> **Work to complete**
Below are records; copy every line in them that holds the word "Purview".

> **Element data from apps and pages**
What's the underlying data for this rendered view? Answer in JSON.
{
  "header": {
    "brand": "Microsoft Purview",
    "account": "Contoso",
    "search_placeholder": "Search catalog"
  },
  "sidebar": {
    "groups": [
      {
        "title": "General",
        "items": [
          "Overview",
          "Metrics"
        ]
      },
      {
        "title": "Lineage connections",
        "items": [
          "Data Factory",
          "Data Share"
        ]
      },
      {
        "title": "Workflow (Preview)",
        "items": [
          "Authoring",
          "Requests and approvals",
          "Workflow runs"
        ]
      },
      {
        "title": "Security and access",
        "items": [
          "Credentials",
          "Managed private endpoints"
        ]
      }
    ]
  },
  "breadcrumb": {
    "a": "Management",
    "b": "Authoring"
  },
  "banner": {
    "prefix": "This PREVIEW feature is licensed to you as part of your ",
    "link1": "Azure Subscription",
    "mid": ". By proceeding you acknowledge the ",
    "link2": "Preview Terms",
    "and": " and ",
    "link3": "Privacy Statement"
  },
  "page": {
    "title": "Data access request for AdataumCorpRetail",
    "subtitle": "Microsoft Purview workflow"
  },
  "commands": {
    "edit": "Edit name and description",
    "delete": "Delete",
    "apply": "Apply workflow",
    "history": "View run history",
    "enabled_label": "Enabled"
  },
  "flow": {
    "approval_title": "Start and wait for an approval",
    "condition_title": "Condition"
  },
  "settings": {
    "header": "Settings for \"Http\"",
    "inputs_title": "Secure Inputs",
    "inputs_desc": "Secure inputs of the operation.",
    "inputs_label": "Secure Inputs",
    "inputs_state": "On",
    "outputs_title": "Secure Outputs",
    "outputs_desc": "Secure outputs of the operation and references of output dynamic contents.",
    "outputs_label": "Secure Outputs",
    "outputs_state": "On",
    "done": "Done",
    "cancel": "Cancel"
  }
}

> **Exercise result**
    "brand": "Microsoft Purview",
    "subtitle": "Microsoft Purview workflow"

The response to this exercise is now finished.